No one takes the Golden Globes too seriously as an indicator of artistic heft. Handed out by the Hollywood Foreign Press Association, a small group of foreign correspondents based in Los Angeles, this is the boozy younger cousin to the Academy Awards. No one remembers if Birdman toppled Boyhood at the Golden Globes (it didn’t, they were in different categories – and The Grand Budapest Hotel won Best Comedy or Musical that year). All anyone’s hoping for is Hollywood stars loosened up by alcohol, saying things they never would at the Oscars.
In recent years, the Globes predict Oscar winners about half the time – though one has to allow for their pesky division of titles into Drama and Comedy or Musical. This year’s results suggest a broad vote against streaming services, in particular Netflix, which was looking to clean up with Marriage Story and The Irishman. Instead, Quentin Tarantino’s Once Upon a Time in Hollywood (Best Comedy or Musical, Screenplay, Supporting Actor for Brad Pitt) and, unexpectedly, Sam Mendes’ 1917 (Best Drama, Director) were the big winners. Renée Zellweger won Best Actor for Judy; Joaquin Phoenix, presumably in character after winning for Joker, gave an uncomfortable, nervy speech.
The television categories went according to form. Succession was deservedly named Best Drama (and Best Performance went to Brian Cox), while Phoebe Waller-Bridge picked up Best Comedy and Best Performance – Musical or Comedy for Fleabag. Here are some of the notable moments from the 77th edition:
Which one is ‘1917’ again?
Sam Mendes’ World War I film hasn’t released wide in the US yet, so viewers would have been forgiven if they didn’t know what he was getting a Best Director award for. That win was surprising enough, but the Best Film – Drama win that followed was a shock, beating out the highly touted Marriage Story and The Irishman, as well as Joker and Two Popes (Once Upon a Time in Hollywood won Best Film – Comedy or Musical). Mendes has Oscar pedigree and The Academy does love a gimmick (the film is shot, seemingly, in one take), but it’s still early to call 1917 a frontrunner.
Netflix didn’t have the night most were expecting
Between Marriage Story (which had the most nominations of any film this year) and The Irishman, it was expected that Netflix would sweep the major film categories. In the end, it was only Laura Dern who won Best Supporting Actor for Marriage Story, while The Irishman went home empty-handed. Mendes seemed to rub it in when he said that he hoped audiences would see 1917 on the big screen, “the way it was intended".
Thankfully, that’s the last Ricky Gervais Globes monologue we’ll endure

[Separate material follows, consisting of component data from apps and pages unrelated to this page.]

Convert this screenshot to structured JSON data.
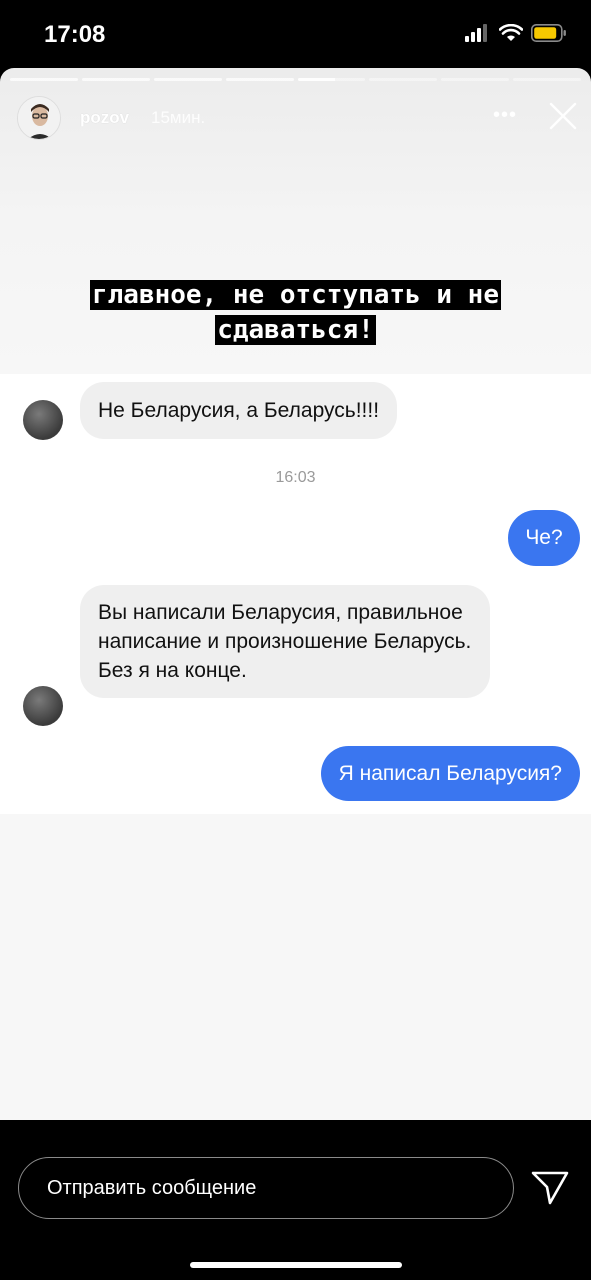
{
  "status_bar": {
    "time": "17:08",
    "icons": [
      "signal-icon",
      "wifi-icon",
      "battery-icon"
    ],
    "battery_color": "#f7c900"
  },
  "story": {
    "username": "pozov",
    "posted_ago": "15мин.",
    "more_label": "•••",
    "caption_lines": [
      "главное, не отступать и не",
      "сдаваться!"
    ],
    "progress": {
      "segments": 8,
      "completed": 4,
      "current_fraction": 0.55
    }
  },
  "chat": {
    "messages": [
      {
        "direction": "in",
        "text": "Не Беларусия, а Беларусь!!!!"
      },
      {
        "direction": "out",
        "text": "Че?"
      },
      {
        "direction": "in",
        "text": "Вы написали Беларусия, правильное написание и произношение Беларусь. Без я на конце."
      },
      {
        "direction": "out",
        "text": "Я написал Беларусия?"
      }
    ],
    "timestamp": "16:03",
    "colors": {
      "outgoing": "#3a76f0",
      "incoming": "#efefef"
    }
  },
  "composer": {
    "placeholder": "Отправить сообщение",
    "send_icon": "send-icon"
  }
}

Ricky Gervais’ almost 8-minute monologue – his last, as he kept reminding viewers – was bitter and unfunny, a reminder that there’s nothing more cringe-worthy than a comedian who’s fallen behind the times. There were jokes that wouldn’t have worked at an open mic, like the one about Martin Scorsese’s height, and others with cultural reference points that betrayed Gervais’ age (even Meryl Streep wouldn’t have expected Sophie’s Choice to be a punchline). There were some scattered laughs during the speech but mostly looks of exasperation, none more piercing than Jonathan Pryce’s fixed stare when Gervais said, “This was a great year for pedophile movies… Surviving R Kelly, Finding Neverland, The Two Popes".
Sacha Baron Cohen landed the jab of the night
Introducing Taika Waititi’s Hitler comedy, Jojo Rabbit, Cohen said: “The hero of this next movie is a naive, misguided child who spreads Nazi propaganda and only has imaginary friends. His name is Mark Zuckerberg. Sorry, this is an old intro for The Social Network"
Always choose Michelle Williams
Michelle Williams won Best Performance in a Limited Series or Television Movie for her powerful performance in Fosse/Verdon. In her acceptance speech, the actor, who’s expecting a child, spoke movingly about a woman’s right to choose and how it allowed her to reach where she has in life. “I’ve tried my very best to live a life of my own making and not just a series of events that happened to me…and I wouldn’t have been able to do this without employing a woman's right to choose." She ended by saying, “Women are the largest voting body in the country. Let's make it look more like us" – a fitting riposte to Gervais’ advice to the audience at the start to not address politics on stage.